Take Accupril exactly as your doctor has prescribed. Tell your doctor or pharmacist about any questions or concerns you may have.
When used alone for treating high blood pressure, Accupril is generally dosed at 10 mg or 20 mg by mouth once daily; however, the dose may be adjusted based on response and tolerance to the medication. A diuretic (water pill) may be added to the treatment regimen if blood pressure is not adequately controlled with Accupril alone.
When used to treat heart failure, Accupril is generally started at a dose of 5 mg by mouth twice daily. The dose may be adjusted based on response and tolerance to the medication.
Patients with kidney problems may require a lower Accupril dose.
Quinapril is the active ingredient in Accupril.
Do not take Accupril if you are allergic to any of its ingredients or if you have ever had angioedema (swelling) caused by an ACE-inhibitor.
Do not take Accupril with a neprilysin inhibitor such as sacubitril.
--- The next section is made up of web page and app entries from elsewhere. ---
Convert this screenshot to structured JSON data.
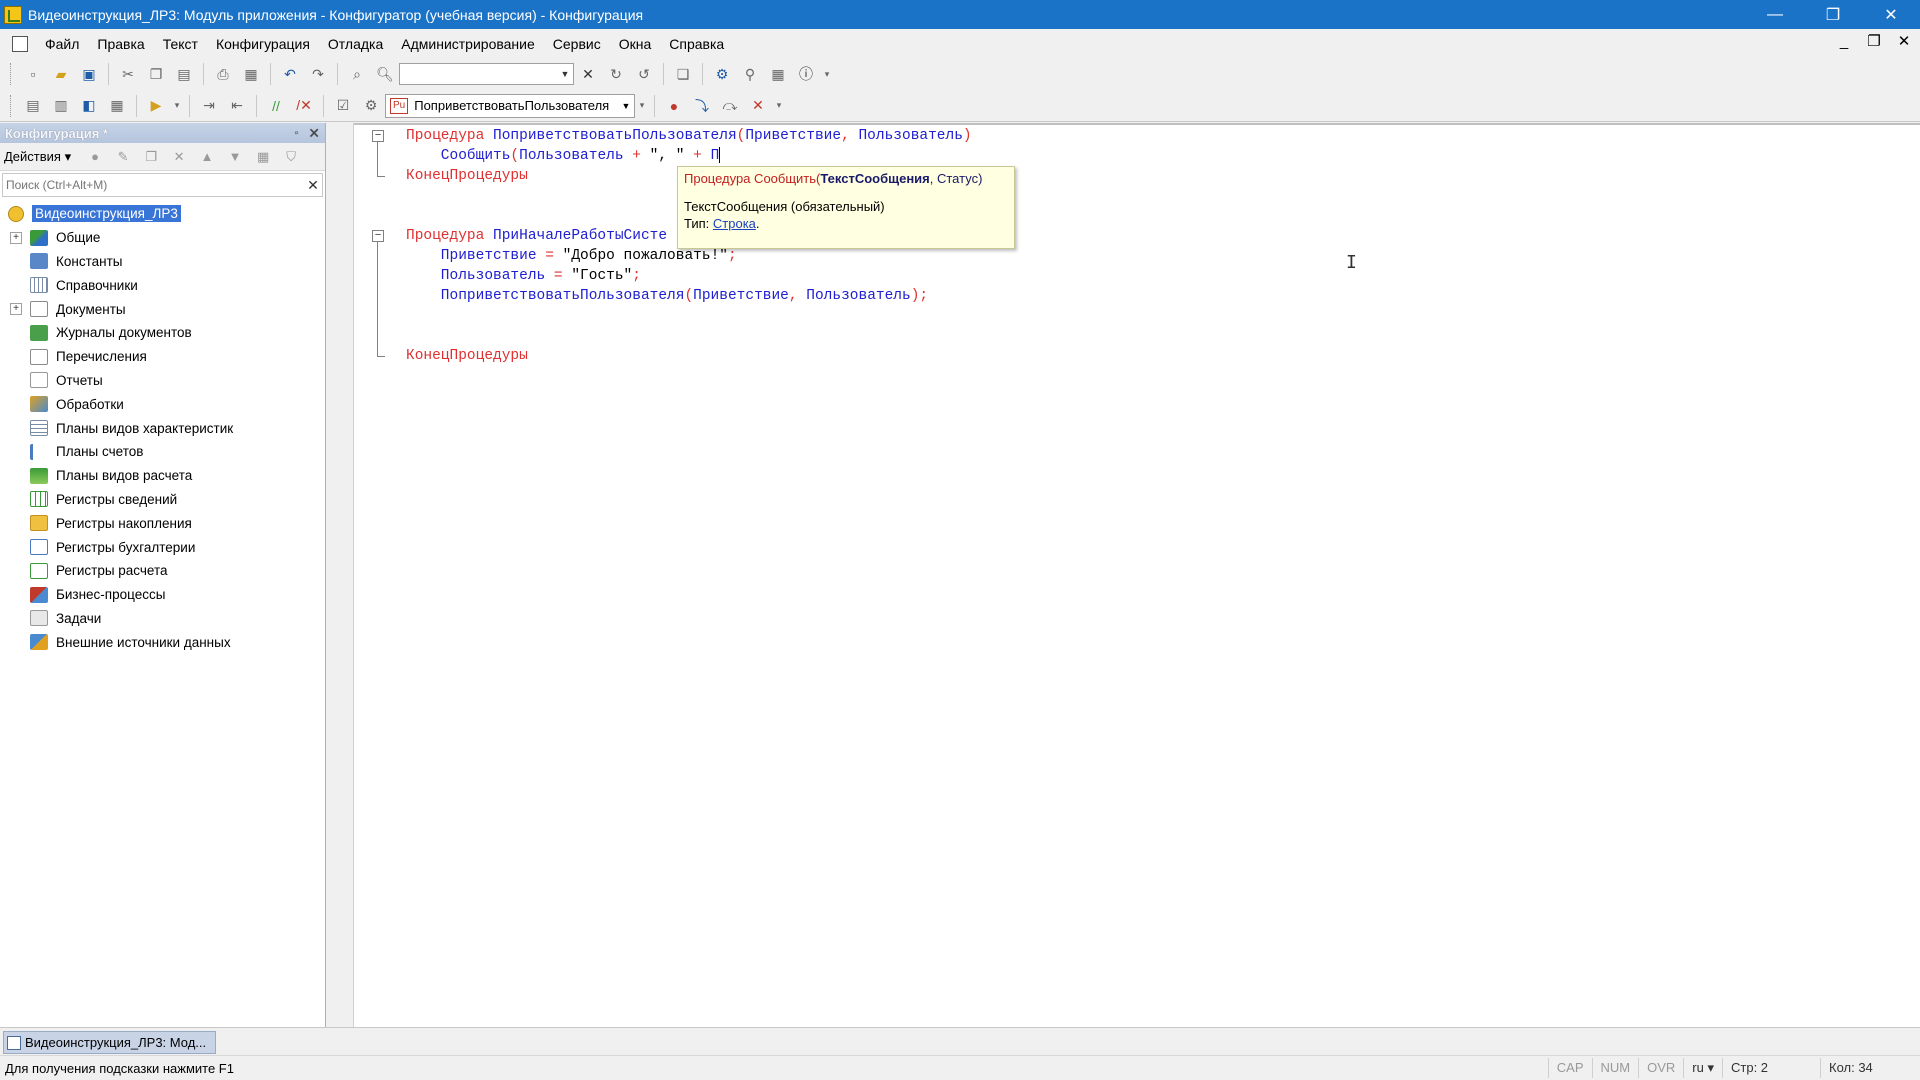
{
  "window": {
    "title": "Видеоинструкция_ЛР3: Модуль приложения - Конфигуратор (учебная версия) - Конфигурация",
    "minimize": "—",
    "restore": "❐",
    "close": "✕"
  },
  "menu": {
    "items": [
      "Файл",
      "Правка",
      "Текст",
      "Конфигурация",
      "Отладка",
      "Администрирование",
      "Сервис",
      "Окна",
      "Справка"
    ],
    "mdi_minimize": "_",
    "mdi_restore": "❐",
    "mdi_close": "✕"
  },
  "toolbar": {
    "search_value": "",
    "procedure_selector": "ПоприветствоватьПользователя",
    "procedure_badge": "Pu"
  },
  "config_panel": {
    "title": "Конфигурация *",
    "pin": "▫",
    "close": "✕",
    "actions_label": "Действия ▾",
    "search_placeholder": "Поиск (Ctrl+Alt+M)",
    "search_clear": "✕",
    "tree": [
      {
        "label": "Видеоинструкция_ЛР3",
        "expander": "",
        "icon": "root",
        "root": true
      },
      {
        "label": "Общие",
        "expander": "+",
        "icon": "general"
      },
      {
        "label": "Константы",
        "expander": "",
        "icon": "const"
      },
      {
        "label": "Справочники",
        "expander": "",
        "icon": "catalog"
      },
      {
        "label": "Документы",
        "expander": "+",
        "icon": "doc"
      },
      {
        "label": "Журналы документов",
        "expander": "",
        "icon": "journal"
      },
      {
        "label": "Перечисления",
        "expander": "",
        "icon": "enum"
      },
      {
        "label": "Отчеты",
        "expander": "",
        "icon": "report"
      },
      {
        "label": "Обработки",
        "expander": "",
        "icon": "proc"
      },
      {
        "label": "Планы видов характеристик",
        "expander": "",
        "icon": "pvh"
      },
      {
        "label": "Планы счетов",
        "expander": "",
        "icon": "accounts"
      },
      {
        "label": "Планы видов расчета",
        "expander": "",
        "icon": "calc"
      },
      {
        "label": "Регистры сведений",
        "expander": "",
        "icon": "reginfo"
      },
      {
        "label": "Регистры накопления",
        "expander": "",
        "icon": "regacc"
      },
      {
        "label": "Регистры бухгалтерии",
        "expander": "",
        "icon": "regbuh"
      },
      {
        "label": "Регистры расчета",
        "expander": "",
        "icon": "regcalc"
      },
      {
        "label": "Бизнес-процессы",
        "expander": "",
        "icon": "bp"
      },
      {
        "label": "Задачи",
        "expander": "",
        "icon": "task"
      },
      {
        "label": "Внешние источники данных",
        "expander": "",
        "icon": "ext"
      }
    ]
  },
  "code": {
    "lines": [
      {
        "fold": "−",
        "tokens": [
          {
            "t": "Процедура ",
            "c": "kw"
          },
          {
            "t": "ПоприветствоватьПользователя",
            "c": "id"
          },
          {
            "t": "(",
            "c": "op"
          },
          {
            "t": "Приветствие",
            "c": "id"
          },
          {
            "t": ", ",
            "c": "op"
          },
          {
            "t": "Пользователь",
            "c": "id"
          },
          {
            "t": ")",
            "c": "op"
          }
        ]
      },
      {
        "fold": "",
        "tokens": [
          {
            "t": "    Сообщить",
            "c": "id"
          },
          {
            "t": "(",
            "c": "op"
          },
          {
            "t": "Пользователь",
            "c": "id"
          },
          {
            "t": " + ",
            "c": "op"
          },
          {
            "t": "\", \"",
            "c": "str"
          },
          {
            "t": " + ",
            "c": "op"
          },
          {
            "t": "П",
            "c": "id"
          }
        ],
        "cursor": true
      },
      {
        "fold": "",
        "tokens": [
          {
            "t": "КонецПроцедуры",
            "c": "kw"
          }
        ]
      },
      {
        "fold": "",
        "tokens": []
      },
      {
        "fold": "",
        "tokens": []
      },
      {
        "fold": "−",
        "tokens": [
          {
            "t": "Процедура ",
            "c": "kw"
          },
          {
            "t": "ПриНачалеРаботыСисте",
            "c": "id"
          }
        ]
      },
      {
        "fold": "",
        "tokens": [
          {
            "t": "    Приветствие",
            "c": "id"
          },
          {
            "t": " = ",
            "c": "op"
          },
          {
            "t": "\"Добро пожаловать!\"",
            "c": "str"
          },
          {
            "t": ";",
            "c": "op"
          }
        ]
      },
      {
        "fold": "",
        "tokens": [
          {
            "t": "    Пользователь",
            "c": "id"
          },
          {
            "t": " = ",
            "c": "op"
          },
          {
            "t": "\"Гость\"",
            "c": "str"
          },
          {
            "t": ";",
            "c": "op"
          }
        ]
      },
      {
        "fold": "",
        "tokens": [
          {
            "t": "    ПоприветствоватьПользователя",
            "c": "id"
          },
          {
            "t": "(",
            "c": "op"
          },
          {
            "t": "Приветствие",
            "c": "id"
          },
          {
            "t": ", ",
            "c": "op"
          },
          {
            "t": "Пользователь",
            "c": "id"
          },
          {
            "t": ");",
            "c": "op"
          }
        ]
      },
      {
        "fold": "",
        "tokens": []
      },
      {
        "fold": "",
        "tokens": []
      },
      {
        "fold": "",
        "tokens": [
          {
            "t": "КонецПроцедуры",
            "c": "kw"
          }
        ]
      }
    ]
  },
  "tooltip": {
    "sig_prefix": "Процедура Сообщить(",
    "sig_param": "ТекстСообщения",
    "sig_rest": ", Статус)",
    "param_desc": "ТекстСообщения (обязательный)",
    "type_label": "Тип: ",
    "type_link": "Строка",
    "type_end": "."
  },
  "windows_bar": {
    "tab_label": "Видеоинструкция_ЛР3: Мод..."
  },
  "status": {
    "hint": "Для получения подсказки нажмите F1",
    "cap": "CAP",
    "num": "NUM",
    "ovr": "OVR",
    "lang": "ru ▾",
    "line": "Стр: 2",
    "col": "Кол: 34"
  }
}
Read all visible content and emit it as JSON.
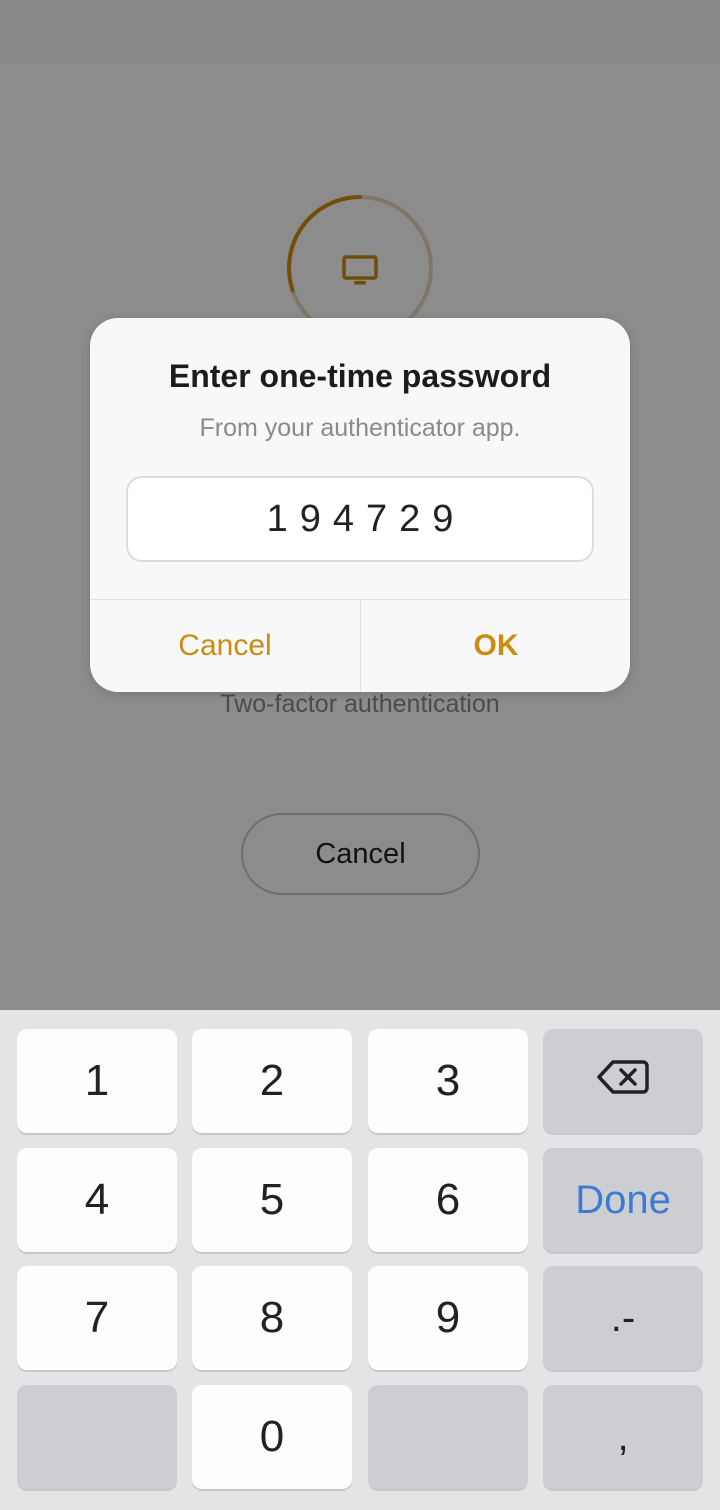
{
  "colors": {
    "accent": "#c98d12",
    "done_key": "#3d7ad6",
    "ring_track": "#e6d8bf",
    "ring_progress": "#d08e0c"
  },
  "background": {
    "icon": "monitor-icon",
    "progress_fraction": 0.3,
    "caption": "Two-factor authentication",
    "cancel_label": "Cancel"
  },
  "dialog": {
    "title": "Enter one-time password",
    "subtitle": "From your authenticator app.",
    "otp_value": "194729",
    "cancel_label": "Cancel",
    "ok_label": "OK"
  },
  "keypad": {
    "keys": [
      "1",
      "2",
      "3",
      "4",
      "5",
      "6",
      "7",
      "8",
      "9",
      "0"
    ],
    "backspace_icon": "backspace-icon",
    "done_label": "Done",
    "dot_dash_label": ".-",
    "comma_label": ","
  }
}
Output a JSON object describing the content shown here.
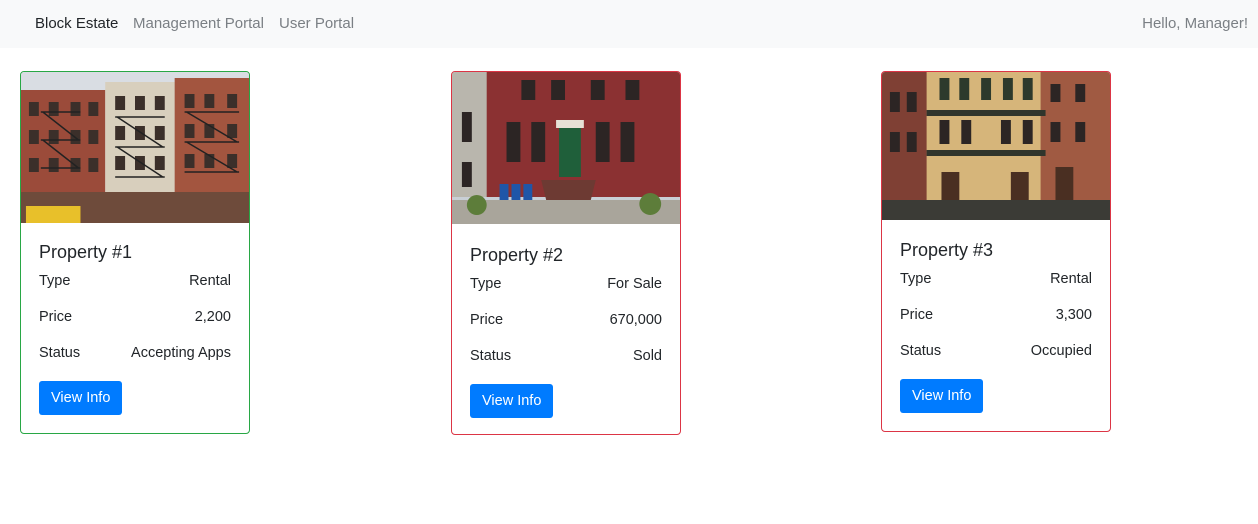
{
  "nav": {
    "brand": "Block Estate",
    "links": [
      "Management Portal",
      "User Portal"
    ],
    "greeting": "Hello, Manager!"
  },
  "labels": {
    "type": "Type",
    "price": "Price",
    "status": "Status",
    "button": "View Info"
  },
  "colors": {
    "accent": "#007bff",
    "border_available": "#28a745",
    "border_unavailable": "#dc3545",
    "navbar_bg": "#f8f9fa"
  },
  "properties": [
    {
      "title": "Property #1",
      "type": "Rental",
      "price": "2,200",
      "status": "Accepting Apps",
      "border": "green"
    },
    {
      "title": "Property #2",
      "type": "For Sale",
      "price": "670,000",
      "status": "Sold",
      "border": "red"
    },
    {
      "title": "Property #3",
      "type": "Rental",
      "price": "3,300",
      "status": "Occupied",
      "border": "red"
    }
  ]
}
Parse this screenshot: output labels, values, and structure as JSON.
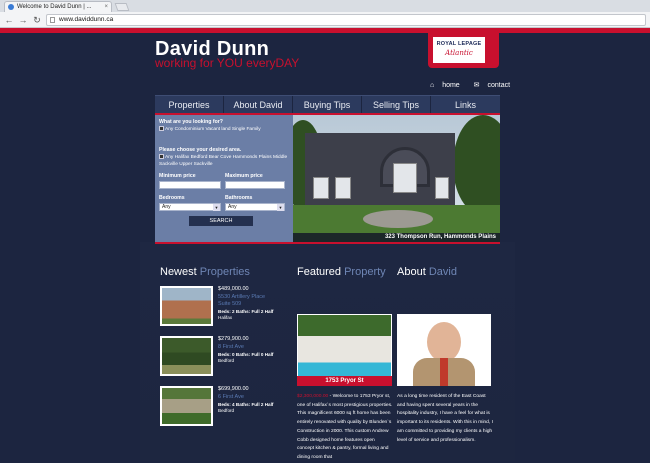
{
  "browser": {
    "tab_title": "Welcome to David Dunn | ...",
    "url": "www.daviddunn.ca"
  },
  "header": {
    "name": "David Dunn",
    "tagline": "working for YOU everyDAY",
    "logo_line1": "ROYAL LEPAGE",
    "logo_line2": "Atlantic",
    "home_link": "home",
    "contact_link": "contact"
  },
  "nav": {
    "items": [
      {
        "label": "Properties"
      },
      {
        "label": "About David"
      },
      {
        "label": "Buying Tips"
      },
      {
        "label": "Selling Tips"
      },
      {
        "label": "Links"
      }
    ]
  },
  "search": {
    "q1": "What are you looking for?",
    "types": "Any   Condominium   Vacant land   Single Family",
    "q2": "Please choose your desired area.",
    "areas": "Any   Halifax   Bedford   Bear Cove   Hammonds Plains   Middle Sackville   Upper Sackville",
    "min_price_label": "Minimum price",
    "max_price_label": "Maximum price",
    "bedrooms_label": "Bedrooms",
    "bathrooms_label": "Bathrooms",
    "bedrooms_value": "Any",
    "bathrooms_value": "Any",
    "button": "SEARCH"
  },
  "hero": {
    "caption": "323 Thompson Run, Hammonds Plains"
  },
  "newest": {
    "title_a": "Newest",
    "title_b": "Properties",
    "listings": [
      {
        "price": "$489,000.00",
        "addr1": "5530 Artillery Place",
        "addr2": "Suite 509",
        "meta1": "Beds: 2 Baths: Full 2 Half",
        "meta2": "Halifax"
      },
      {
        "price": "$279,900.00",
        "addr1": "8 First Ave",
        "addr2": "",
        "meta1": "Beds: 0 Baths: Full 0 Half",
        "meta2": "Bedford"
      },
      {
        "price": "$699,900.00",
        "addr1": "6 First Ave",
        "addr2": "",
        "meta1": "Beds: 4 Baths: Full 2 Half",
        "meta2": "Bedford"
      }
    ]
  },
  "featured": {
    "title_a": "Featured",
    "title_b": "Property",
    "caption": "1753 Pryor St",
    "price": "$2,300,000.00",
    "text": " -  Welcome to 1753 Pryor st, one of Halifax`s most prestigious properties. This magnificent 6000 sq ft home has been entirely renovated with quality by Blunden`s Construction in 2000. This custom Andrew Cobb designed home features open concept kitchen & pantry, formal living and dining room that"
  },
  "about": {
    "title_a": "About",
    "title_b": "David",
    "text": "As a long time resident of the East Coast and having spent several years in the hospitality industry, I have a feel for what is important to its residents. With this in mind, I am committed to providing my clients a high level of service and professionalism."
  },
  "colors": {
    "brand_red": "#c8102e",
    "navy": "#1c2540",
    "panel": "#6b7ea6",
    "accent_blue": "#6f86b5"
  }
}
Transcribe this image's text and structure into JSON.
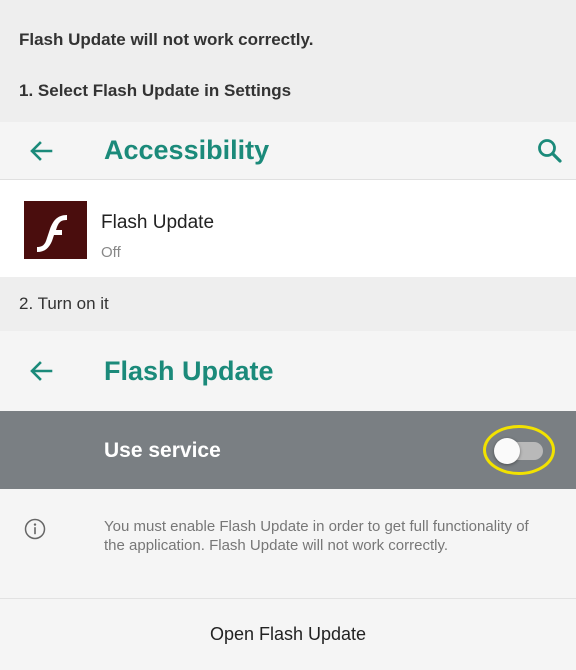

You should avoid taking Accupril for at least 36 hours of switching to or from a neprilysin inhibitor such as sacubitril/valsartan.
If you have diabetes, you should not take Accupril with aliskiren.
Accupril has an FDA Boxed Warning that it can cause harm or death to a developing fetus. Accupril should be discontinued right away when pregnancy is detected.
Accupril side effects include headache, dizziness, fatigue, coughing, nausea, vomiting, and stomach pain; however, these are not the only side effects that may occur. Contact your doctor right away if you have side effects that worry you or will not resolve.
Accupril. New York, NY: Parke-Davis; 2022.